━━━ INPUT DATA ━━━
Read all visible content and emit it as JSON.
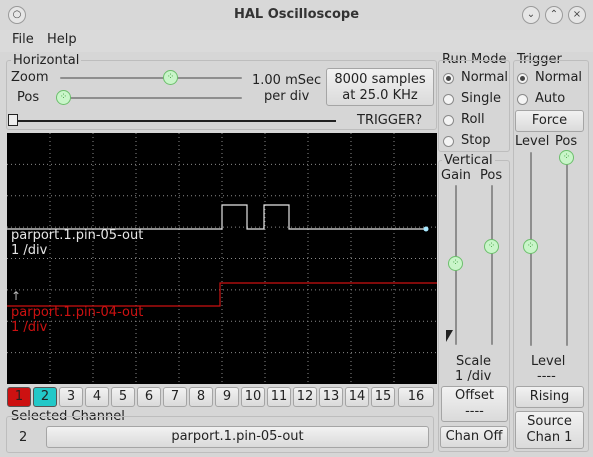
{
  "window": {
    "title": "HAL Oscilloscope",
    "buttons": [
      "circle-icon",
      "chevron-down-icon",
      "chevron-up-icon",
      "close-icon"
    ]
  },
  "menu": [
    "File",
    "Help"
  ],
  "horizontal": {
    "section_label": "Horizontal",
    "zoom_label": "Zoom",
    "pos_label": "Pos",
    "zoom_level": 0.6,
    "pos_level": 0.0,
    "timebase_line1": "1.00 mSec",
    "timebase_line2": "per div",
    "samples_line1": "8000 samples",
    "samples_line2": "at 25.0 KHz",
    "trigger_status": "TRIGGER?"
  },
  "run_mode": {
    "label": "Run Mode",
    "options": [
      "Normal",
      "Single",
      "Roll",
      "Stop"
    ],
    "selected": "Normal"
  },
  "trigger": {
    "label": "Trigger",
    "options": [
      "Normal",
      "Auto"
    ],
    "selected": "Normal",
    "force_label": "Force",
    "level_label": "Level",
    "pos_label": "Pos",
    "level_caption": "Level",
    "level_value": "----",
    "edge_label": "Rising",
    "source_line1": "Source",
    "source_line2": "Chan  1"
  },
  "vertical": {
    "label": "Vertical",
    "gain_label": "Gain",
    "pos_label": "Pos",
    "scale_label": "Scale",
    "scale_value": "1 /div",
    "offset_label": "Offset",
    "offset_value": "----",
    "chan_off_label": "Chan Off"
  },
  "scope": {
    "ch1_name": "parport.1.pin-05-out",
    "ch1_scale": "1 /div",
    "ch2_name": "parport.1.pin-04-out",
    "ch2_scale": "1 /div",
    "colors": {
      "ch1": "#e6e6e6",
      "ch2": "#cc1111",
      "grid": "#8a8a8a",
      "bg": "#000000"
    },
    "trigger_marker": "↑"
  },
  "channels": {
    "buttons": [
      "1",
      "2",
      "3",
      "4",
      "5",
      "6",
      "7",
      "8",
      "9",
      "10",
      "11",
      "12",
      "13",
      "14",
      "15",
      "16"
    ],
    "selected_label": "Selected Channel",
    "selected_number": "2",
    "selected_name": "parport.1.pin-05-out",
    "colors": {
      "1": "#cc1111",
      "2": "#22c8c8"
    }
  }
}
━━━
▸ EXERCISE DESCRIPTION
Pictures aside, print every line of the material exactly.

▸ RESPONSE TO THIS TASK
Read all visible content and emit it as JSON.
{
  "window": {
    "title": "HAL Oscilloscope",
    "buttons": [
      "circle-icon",
      "chevron-down-icon",
      "chevron-up-icon",
      "close-icon"
    ]
  },
  "menu": [
    "File",
    "Help"
  ],
  "horizontal": {
    "section_label": "Horizontal",
    "zoom_label": "Zoom",
    "pos_label": "Pos",
    "zoom_level": 0.6,
    "pos_level": 0.0,
    "timebase_line1": "1.00 mSec",
    "timebase_line2": "per div",
    "samples_line1": "8000 samples",
    "samples_line2": "at 25.0 KHz",
    "trigger_status": "TRIGGER?"
  },
  "run_mode": {
    "label": "Run Mode",
    "options": [
      "Normal",
      "Single",
      "Roll",
      "Stop"
    ],
    "selected": "Normal"
  },
  "trigger": {
    "label": "Trigger",
    "options": [
      "Normal",
      "Auto"
    ],
    "selected": "Normal",
    "force_label": "Force",
    "level_label": "Level",
    "pos_label": "Pos",
    "level_caption": "Level",
    "level_value": "----",
    "edge_label": "Rising",
    "source_line1": "Source",
    "source_line2": "Chan  1"
  },
  "vertical": {
    "label": "Vertical",
    "gain_label": "Gain",
    "pos_label": "Pos",
    "scale_label": "Scale",
    "scale_value": "1 /div",
    "offset_label": "Offset",
    "offset_value": "----",
    "chan_off_label": "Chan Off"
  },
  "scope": {
    "ch1_name": "parport.1.pin-05-out",
    "ch1_scale": "1 /div",
    "ch2_name": "parport.1.pin-04-out",
    "ch2_scale": "1 /div",
    "colors": {
      "ch1": "#e6e6e6",
      "ch2": "#cc1111",
      "grid": "#8a8a8a",
      "bg": "#000000"
    },
    "trigger_marker": "↑"
  },
  "channels": {
    "buttons": [
      "1",
      "2",
      "3",
      "4",
      "5",
      "6",
      "7",
      "8",
      "9",
      "10",
      "11",
      "12",
      "13",
      "14",
      "15",
      "16"
    ],
    "selected_label": "Selected Channel",
    "selected_number": "2",
    "selected_name": "parport.1.pin-05-out",
    "colors": {
      "1": "#cc1111",
      "2": "#22c8c8"
    }
  }
}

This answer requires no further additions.